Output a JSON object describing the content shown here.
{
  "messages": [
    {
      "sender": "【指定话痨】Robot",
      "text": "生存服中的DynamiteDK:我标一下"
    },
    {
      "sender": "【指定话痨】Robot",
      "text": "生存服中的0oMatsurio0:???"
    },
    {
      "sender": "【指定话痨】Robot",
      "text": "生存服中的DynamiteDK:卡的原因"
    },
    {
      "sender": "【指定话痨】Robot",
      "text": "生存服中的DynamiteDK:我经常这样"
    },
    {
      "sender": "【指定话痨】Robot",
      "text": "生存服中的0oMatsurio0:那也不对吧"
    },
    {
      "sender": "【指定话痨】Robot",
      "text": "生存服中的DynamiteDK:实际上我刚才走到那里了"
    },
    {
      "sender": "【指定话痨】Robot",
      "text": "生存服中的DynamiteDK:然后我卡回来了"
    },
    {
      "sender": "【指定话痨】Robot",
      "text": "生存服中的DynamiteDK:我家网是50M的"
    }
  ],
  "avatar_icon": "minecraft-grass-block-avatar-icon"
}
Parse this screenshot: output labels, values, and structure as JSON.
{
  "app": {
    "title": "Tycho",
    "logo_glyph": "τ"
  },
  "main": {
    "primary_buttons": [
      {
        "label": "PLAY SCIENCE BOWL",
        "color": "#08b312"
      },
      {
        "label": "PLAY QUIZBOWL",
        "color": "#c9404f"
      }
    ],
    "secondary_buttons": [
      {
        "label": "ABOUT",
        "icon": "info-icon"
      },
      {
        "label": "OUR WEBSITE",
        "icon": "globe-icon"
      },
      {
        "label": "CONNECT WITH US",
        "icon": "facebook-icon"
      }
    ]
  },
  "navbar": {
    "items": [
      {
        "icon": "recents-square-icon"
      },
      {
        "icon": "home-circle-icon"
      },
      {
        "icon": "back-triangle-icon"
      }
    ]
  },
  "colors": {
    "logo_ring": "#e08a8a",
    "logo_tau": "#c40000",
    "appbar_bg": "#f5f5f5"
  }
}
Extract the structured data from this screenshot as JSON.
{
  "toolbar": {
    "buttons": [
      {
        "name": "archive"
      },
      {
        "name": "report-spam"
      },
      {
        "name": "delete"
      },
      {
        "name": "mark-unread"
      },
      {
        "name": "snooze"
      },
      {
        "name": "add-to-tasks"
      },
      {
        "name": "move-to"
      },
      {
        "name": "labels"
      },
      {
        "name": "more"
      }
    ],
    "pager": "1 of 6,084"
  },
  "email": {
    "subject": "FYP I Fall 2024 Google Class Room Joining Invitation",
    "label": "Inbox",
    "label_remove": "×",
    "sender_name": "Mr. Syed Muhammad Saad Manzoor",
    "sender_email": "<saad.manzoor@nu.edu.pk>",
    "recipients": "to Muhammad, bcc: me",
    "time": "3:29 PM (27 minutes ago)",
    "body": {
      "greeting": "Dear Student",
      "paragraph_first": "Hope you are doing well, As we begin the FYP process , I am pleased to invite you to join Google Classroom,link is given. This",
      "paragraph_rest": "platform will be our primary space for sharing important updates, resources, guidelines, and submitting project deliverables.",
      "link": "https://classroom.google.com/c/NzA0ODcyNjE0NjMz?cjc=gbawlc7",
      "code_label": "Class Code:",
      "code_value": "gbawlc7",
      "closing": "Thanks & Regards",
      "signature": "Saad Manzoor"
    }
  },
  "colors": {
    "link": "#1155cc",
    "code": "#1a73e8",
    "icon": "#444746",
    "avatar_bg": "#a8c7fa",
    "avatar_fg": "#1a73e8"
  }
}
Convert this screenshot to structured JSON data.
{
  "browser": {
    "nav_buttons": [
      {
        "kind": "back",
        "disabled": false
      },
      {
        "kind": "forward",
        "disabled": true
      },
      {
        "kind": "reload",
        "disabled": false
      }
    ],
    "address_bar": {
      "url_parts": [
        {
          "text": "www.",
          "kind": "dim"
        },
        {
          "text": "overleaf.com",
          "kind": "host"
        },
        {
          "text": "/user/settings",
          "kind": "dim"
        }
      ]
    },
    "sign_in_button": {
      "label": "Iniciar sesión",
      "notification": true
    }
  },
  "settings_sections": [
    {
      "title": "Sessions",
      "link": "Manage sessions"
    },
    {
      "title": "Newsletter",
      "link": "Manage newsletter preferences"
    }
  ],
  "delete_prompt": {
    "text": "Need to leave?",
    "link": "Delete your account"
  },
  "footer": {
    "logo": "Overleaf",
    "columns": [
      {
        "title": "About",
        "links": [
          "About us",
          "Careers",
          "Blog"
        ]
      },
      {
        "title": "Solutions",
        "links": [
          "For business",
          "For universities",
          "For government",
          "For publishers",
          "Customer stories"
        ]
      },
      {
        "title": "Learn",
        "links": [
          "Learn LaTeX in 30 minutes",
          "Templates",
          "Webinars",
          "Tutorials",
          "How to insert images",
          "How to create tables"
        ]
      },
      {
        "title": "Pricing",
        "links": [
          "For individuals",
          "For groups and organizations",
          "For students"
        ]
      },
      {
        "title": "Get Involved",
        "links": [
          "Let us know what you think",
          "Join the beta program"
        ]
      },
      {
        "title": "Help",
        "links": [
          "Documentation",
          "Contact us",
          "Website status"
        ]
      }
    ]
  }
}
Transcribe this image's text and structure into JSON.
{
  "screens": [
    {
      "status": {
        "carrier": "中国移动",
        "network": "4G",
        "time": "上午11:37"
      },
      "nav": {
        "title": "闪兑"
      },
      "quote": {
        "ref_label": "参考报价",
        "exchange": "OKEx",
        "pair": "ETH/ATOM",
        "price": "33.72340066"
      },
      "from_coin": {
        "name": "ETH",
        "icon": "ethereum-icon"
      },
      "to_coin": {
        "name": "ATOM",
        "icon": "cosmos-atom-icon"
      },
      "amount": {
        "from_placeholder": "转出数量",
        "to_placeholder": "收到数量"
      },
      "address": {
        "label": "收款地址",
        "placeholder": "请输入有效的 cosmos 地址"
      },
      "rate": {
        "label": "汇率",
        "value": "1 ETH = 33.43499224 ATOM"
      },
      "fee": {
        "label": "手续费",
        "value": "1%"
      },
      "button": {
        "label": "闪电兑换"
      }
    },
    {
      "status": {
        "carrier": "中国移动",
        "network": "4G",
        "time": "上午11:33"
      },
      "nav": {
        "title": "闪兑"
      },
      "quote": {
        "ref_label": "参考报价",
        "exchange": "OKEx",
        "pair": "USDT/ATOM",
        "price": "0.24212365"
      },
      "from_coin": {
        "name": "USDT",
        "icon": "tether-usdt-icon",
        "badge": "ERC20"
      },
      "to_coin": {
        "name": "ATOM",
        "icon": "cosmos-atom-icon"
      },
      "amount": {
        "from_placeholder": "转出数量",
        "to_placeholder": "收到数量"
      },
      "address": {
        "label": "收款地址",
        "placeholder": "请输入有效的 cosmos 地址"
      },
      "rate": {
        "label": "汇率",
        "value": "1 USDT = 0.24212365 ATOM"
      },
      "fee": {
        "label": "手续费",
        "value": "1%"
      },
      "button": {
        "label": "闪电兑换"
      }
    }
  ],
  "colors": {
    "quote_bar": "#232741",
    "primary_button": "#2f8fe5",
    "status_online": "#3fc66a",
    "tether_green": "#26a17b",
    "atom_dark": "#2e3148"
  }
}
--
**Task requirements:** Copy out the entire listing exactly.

**Solution below:**
Output a JSON object describing the content shown here.
{
  "messages": [
    {
      "sender": "【指定话痨】Robot",
      "text": "生存服中的DynamiteDK:我标一下"
    },
    {
      "sender": "【指定话痨】Robot",
      "text": "生存服中的0oMatsurio0:???"
    },
    {
      "sender": "【指定话痨】Robot",
      "text": "生存服中的DynamiteDK:卡的原因"
    },
    {
      "sender": "【指定话痨】Robot",
      "text": "生存服中的DynamiteDK:我经常这样"
    },
    {
      "sender": "【指定话痨】Robot",
      "text": "生存服中的0oMatsurio0:那也不对吧"
    },
    {
      "sender": "【指定话痨】Robot",
      "text": "生存服中的DynamiteDK:实际上我刚才走到那里了"
    },
    {
      "sender": "【指定话痨】Robot",
      "text": "生存服中的DynamiteDK:然后我卡回来了"
    },
    {
      "sender": "【指定话痨】Robot",
      "text": "生存服中的DynamiteDK:我家网是50M的"
    }
  ],
  "avatar_icon": "minecraft-grass-block-avatar-icon"
}
Parse this screenshot: output labels, values, and structure as JSON.
{
  "app": {
    "title": "Tycho",
    "logo_glyph": "τ"
  },
  "main": {
    "primary_buttons": [
      {
        "label": "PLAY SCIENCE BOWL",
        "color": "#08b312"
      },
      {
        "label": "PLAY QUIZBOWL",
        "color": "#c9404f"
      }
    ],
    "secondary_buttons": [
      {
        "label": "ABOUT",
        "icon": "info-icon"
      },
      {
        "label": "OUR WEBSITE",
        "icon": "globe-icon"
      },
      {
        "label": "CONNECT WITH US",
        "icon": "facebook-icon"
      }
    ]
  },
  "navbar": {
    "items": [
      {
        "icon": "recents-square-icon"
      },
      {
        "icon": "home-circle-icon"
      },
      {
        "icon": "back-triangle-icon"
      }
    ]
  },
  "colors": {
    "logo_ring": "#e08a8a",
    "logo_tau": "#c40000",
    "appbar_bg": "#f5f5f5"
  }
}
Extract the structured data from this screenshot as JSON.
{
  "toolbar": {
    "buttons": [
      {
        "name": "archive"
      },
      {
        "name": "report-spam"
      },
      {
        "name": "delete"
      },
      {
        "name": "mark-unread"
      },
      {
        "name": "snooze"
      },
      {
        "name": "add-to-tasks"
      },
      {
        "name": "move-to"
      },
      {
        "name": "labels"
      },
      {
        "name": "more"
      }
    ],
    "pager": "1 of 6,084"
  },
  "email": {
    "subject": "FYP I Fall 2024 Google Class Room Joining Invitation",
    "label": "Inbox",
    "label_remove": "×",
    "sender_name": "Mr. Syed Muhammad Saad Manzoor",
    "sender_email": "<saad.manzoor@nu.edu.pk>",
    "recipients": "to Muhammad, bcc: me",
    "time": "3:29 PM (27 minutes ago)",
    "body": {
      "greeting": "Dear Student",
      "paragraph_first": "Hope you are doing well, As we begin the FYP process , I am pleased to invite you to join Google Classroom,link is given. This",
      "paragraph_rest": "platform will be our primary space for sharing important updates, resources, guidelines, and submitting project deliverables.",
      "link": "https://classroom.google.com/c/NzA0ODcyNjE0NjMz?cjc=gbawlc7",
      "code_label": "Class Code:",
      "code_value": "gbawlc7",
      "closing": "Thanks & Regards",
      "signature": "Saad Manzoor"
    }
  },
  "colors": {
    "link": "#1155cc",
    "code": "#1a73e8",
    "icon": "#444746",
    "avatar_bg": "#a8c7fa",
    "avatar_fg": "#1a73e8"
  }
}
Convert this screenshot to structured JSON data.
{
  "browser": {
    "nav_buttons": [
      {
        "kind": "back",
        "disabled": false
      },
      {
        "kind": "forward",
        "disabled": true
      },
      {
        "kind": "reload",
        "disabled": false
      }
    ],
    "address_bar": {
      "url_parts": [
        {
          "text": "www.",
          "kind": "dim"
        },
        {
          "text": "overleaf.com",
          "kind": "host"
        },
        {
          "text": "/user/settings",
          "kind": "dim"
        }
      ]
    },
    "sign_in_button": {
      "label": "Iniciar sesión",
      "notification": true
    }
  },
  "settings_sections": [
    {
      "title": "Sessions",
      "link": "Manage sessions"
    },
    {
      "title": "Newsletter",
      "link": "Manage newsletter preferences"
    }
  ],
  "delete_prompt": {
    "text": "Need to leave?",
    "link": "Delete your account"
  },
  "footer": {
    "logo": "Overleaf",
    "columns": [
      {
        "title": "About",
        "links": [
          "About us",
          "Careers",
          "Blog"
        ]
      },
      {
        "title": "Solutions",
        "links": [
          "For business",
          "For universities",
          "For government",
          "For publishers",
          "Customer stories"
        ]
      },
      {
        "title": "Learn",
        "links": [
          "Learn LaTeX in 30 minutes",
          "Templates",
          "Webinars",
          "Tutorials",
          "How to insert images",
          "How to create tables"
        ]
      },
      {
        "title": "Pricing",
        "links": [
          "For individuals",
          "For groups and organizations",
          "For students"
        ]
      },
      {
        "title": "Get Involved",
        "links": [
          "Let us know what you think",
          "Join the beta program"
        ]
      },
      {
        "title": "Help",
        "links": [
          "Documentation",
          "Contact us",
          "Website status"
        ]
      }
    ]
  }
}
Transcribe this image's text and structure into JSON.
{
  "screens": [
    {
      "status": {
        "carrier": "中国移动",
        "network": "4G",
        "time": "上午11:37"
      },
      "nav": {
        "title": "闪兑"
      },
      "quote": {
        "ref_label": "参考报价",
        "exchange": "OKEx",
        "pair": "ETH/ATOM",
        "price": "33.72340066"
      },
      "from_coin": {
        "name": "ETH",
        "icon": "ethereum-icon"
      },
      "to_coin": {
        "name": "ATOM",
        "icon": "cosmos-atom-icon"
      },
      "amount": {
        "from_placeholder": "转出数量",
        "to_placeholder": "收到数量"
      },
      "address": {
        "label": "收款地址",
        "placeholder": "请输入有效的 cosmos 地址"
      },
      "rate": {
        "label": "汇率",
        "value": "1 ETH = 33.43499224 ATOM"
      },
      "fee": {
        "label": "手续费",
        "value": "1%"
      },
      "button": {
        "label": "闪电兑换"
      }
    },
    {
      "status": {
        "carrier": "中国移动",
        "network": "4G",
        "time": "上午11:33"
      },
      "nav": {
        "title": "闪兑"
      },
      "quote": {
        "ref_label": "参考报价",
        "exchange": "OKEx",
        "pair": "USDT/ATOM",
        "price": "0.24212365"
      },
      "from_coin": {
        "name": "USDT",
        "icon": "tether-usdt-icon",
        "badge": "ERC20"
      },
      "to_coin": {
        "name": "ATOM",
        "icon": "cosmos-atom-icon"
      },
      "amount": {
        "from_placeholder": "转出数量",
        "to_placeholder": "收到数量"
      },
      "address": {
        "label": "收款地址",
        "placeholder": "请输入有效的 cosmos 地址"
      },
      "rate": {
        "label": "汇率",
        "value": "1 USDT = 0.24212365 ATOM"
      },
      "fee": {
        "label": "手续费",
        "value": "1%"
      },
      "button": {
        "label": "闪电兑换"
      }
    }
  ],
  "colors": {
    "quote_bar": "#232741",
    "primary_button": "#2f8fe5",
    "status_online": "#3fc66a",
    "tether_green": "#26a17b",
    "atom_dark": "#2e3148"
  }
}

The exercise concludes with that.